### What needs to be done:
Output the records that follow exactly as they are written.

### Records for the exercise:
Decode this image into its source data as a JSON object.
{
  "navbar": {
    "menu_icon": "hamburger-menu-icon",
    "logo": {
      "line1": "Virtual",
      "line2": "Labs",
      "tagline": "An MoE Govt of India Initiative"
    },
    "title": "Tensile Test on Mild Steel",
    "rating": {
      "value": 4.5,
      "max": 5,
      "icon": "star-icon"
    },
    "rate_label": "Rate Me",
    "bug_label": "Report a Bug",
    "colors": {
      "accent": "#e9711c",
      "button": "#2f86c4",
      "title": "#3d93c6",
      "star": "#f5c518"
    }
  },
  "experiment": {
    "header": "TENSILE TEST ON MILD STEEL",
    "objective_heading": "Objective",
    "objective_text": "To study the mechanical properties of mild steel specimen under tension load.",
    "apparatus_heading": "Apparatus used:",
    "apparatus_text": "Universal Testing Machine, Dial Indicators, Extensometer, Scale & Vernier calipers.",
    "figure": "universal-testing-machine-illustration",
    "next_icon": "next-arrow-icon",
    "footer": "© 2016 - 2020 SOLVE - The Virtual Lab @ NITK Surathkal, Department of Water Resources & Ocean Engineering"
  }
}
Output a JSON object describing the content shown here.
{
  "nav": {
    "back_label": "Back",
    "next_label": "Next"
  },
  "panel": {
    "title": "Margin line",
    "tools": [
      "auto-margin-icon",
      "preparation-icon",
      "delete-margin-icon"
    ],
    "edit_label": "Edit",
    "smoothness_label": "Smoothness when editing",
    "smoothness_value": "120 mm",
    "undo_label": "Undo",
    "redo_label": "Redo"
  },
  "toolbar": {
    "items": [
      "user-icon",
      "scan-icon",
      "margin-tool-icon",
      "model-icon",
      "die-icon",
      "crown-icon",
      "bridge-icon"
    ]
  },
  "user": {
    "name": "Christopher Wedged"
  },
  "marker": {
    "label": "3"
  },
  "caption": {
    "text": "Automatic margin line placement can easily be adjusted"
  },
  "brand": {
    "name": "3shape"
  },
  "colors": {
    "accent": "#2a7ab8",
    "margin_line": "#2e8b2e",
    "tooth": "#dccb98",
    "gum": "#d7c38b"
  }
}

### Reply:
Decode this image into its source data as a JSON object.
{
  "navbar": {
    "menu_icon": "hamburger-menu-icon",
    "logo": {
      "line1": "Virtual",
      "line2": "Labs",
      "tagline": "An MoE Govt of India Initiative"
    },
    "title": "Tensile Test on Mild Steel",
    "rating": {
      "value": 4.5,
      "max": 5,
      "icon": "star-icon"
    },
    "rate_label": "Rate Me",
    "bug_label": "Report a Bug",
    "colors": {
      "accent": "#e9711c",
      "button": "#2f86c4",
      "title": "#3d93c6",
      "star": "#f5c518"
    }
  },
  "experiment": {
    "header": "TENSILE TEST ON MILD STEEL",
    "objective_heading": "Objective",
    "objective_text": "To study the mechanical properties of mild steel specimen under tension load.",
    "apparatus_heading": "Apparatus used:",
    "apparatus_text": "Universal Testing Machine, Dial Indicators, Extensometer, Scale & Vernier calipers.",
    "figure": "universal-testing-machine-illustration",
    "next_icon": "next-arrow-icon",
    "footer": "© 2016 - 2020 SOLVE - The Virtual Lab @ NITK Surathkal, Department of Water Resources & Ocean Engineering"
  }
}
Output a JSON object describing the content shown here.
{
  "nav": {
    "back_label": "Back",
    "next_label": "Next"
  },
  "panel": {
    "title": "Margin line",
    "tools": [
      "auto-margin-icon",
      "preparation-icon",
      "delete-margin-icon"
    ],
    "edit_label": "Edit",
    "smoothness_label": "Smoothness when editing",
    "smoothness_value": "120 mm",
    "undo_label": "Undo",
    "redo_label": "Redo"
  },
  "toolbar": {
    "items": [
      "user-icon",
      "scan-icon",
      "margin-tool-icon",
      "model-icon",
      "die-icon",
      "crown-icon",
      "bridge-icon"
    ]
  },
  "user": {
    "name": "Christopher Wedged"
  },
  "marker": {
    "label": "3"
  },
  "caption": {
    "text": "Automatic margin line placement can easily be adjusted"
  },
  "brand": {
    "name": "3shape"
  },
  "colors": {
    "accent": "#2a7ab8",
    "margin_line": "#2e8b2e",
    "tooth": "#dccb98",
    "gum": "#d7c38b"
  }
}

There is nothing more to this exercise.